It has been nearly forty years since Clark Kerr was asked to create and lead the Carnegie Commission on Higher Education under the auspices of the Carnegie Corporation. The Commission was to be a national effort, unprecedented both in scope and in the freedom of its director, Kerr, to guide its research and productivity. Carnegie President Alan Pifer promised substantial funding for five years or more. Working with Pifer, and with Alden Dunham, David Robinson, and others, Kerr initiated a great array of studies and provide recommendations on the most vital issues facing American higher education in the latter part of the twentieth century. This essay reviews the origins of the Commission, its successor organization, the Carnegie Council, and the influence of a number of major reports. The essay also notes the need to revisit the work of the commission and council as a source of ideas relevant today, and suggests that there is a need for a greater national approach to supporting US higher education.
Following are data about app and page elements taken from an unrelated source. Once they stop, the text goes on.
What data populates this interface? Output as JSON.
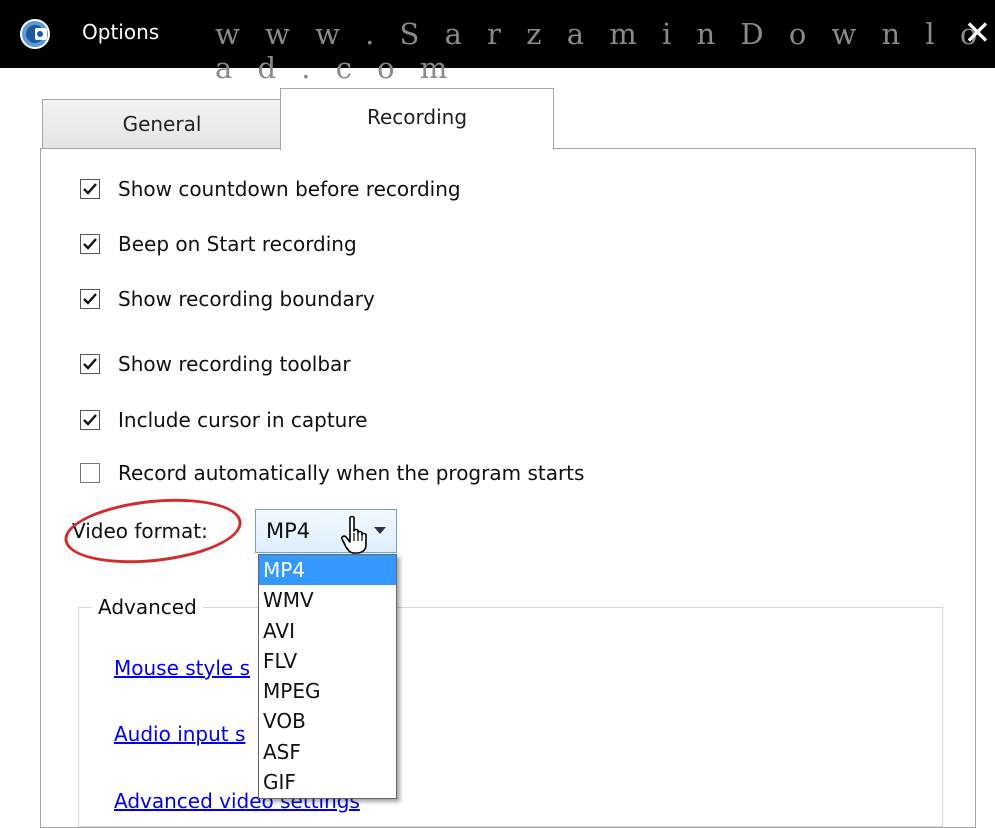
{
  "window": {
    "title": "Options",
    "watermark": "w w w . S a r z a m i n D o w n l o a d . c o m",
    "close_label": "✕"
  },
  "tabs": [
    {
      "label": "General",
      "active": false
    },
    {
      "label": "Recording",
      "active": true
    }
  ],
  "checkboxes": [
    {
      "label": "Show countdown before recording",
      "checked": true
    },
    {
      "label": "Beep on Start recording",
      "checked": true
    },
    {
      "label": "Show recording boundary",
      "checked": true
    },
    {
      "label": "Show recording toolbar",
      "checked": true
    },
    {
      "label": "Include cursor in capture",
      "checked": true
    },
    {
      "label": "Record automatically when the program starts",
      "checked": false
    }
  ],
  "video_format": {
    "label": "Video format:",
    "selected": "MP4",
    "options": [
      "MP4",
      "WMV",
      "AVI",
      "FLV",
      "MPEG",
      "VOB",
      "ASF",
      "GIF"
    ]
  },
  "advanced": {
    "legend": "Advanced",
    "links": [
      "Mouse style s",
      "Audio input s",
      "Advanced video settings"
    ]
  },
  "colors": {
    "titlebar": "#000000",
    "highlight": "#3399ff",
    "annotation_circle": "#d42a2a",
    "link": "#0000ee"
  },
  "icons": {
    "app": "webcam-app-icon",
    "close": "close-icon",
    "cursor": "hand-pointer-icon",
    "dropdown": "chevron-down-icon",
    "check": "checkmark-icon"
  }
}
- Carnegie Commission,
- Carnegie Council,
- Clark Kerr,
- Higher Education,
Available at: http://works.bepress.com/john_douglass/2/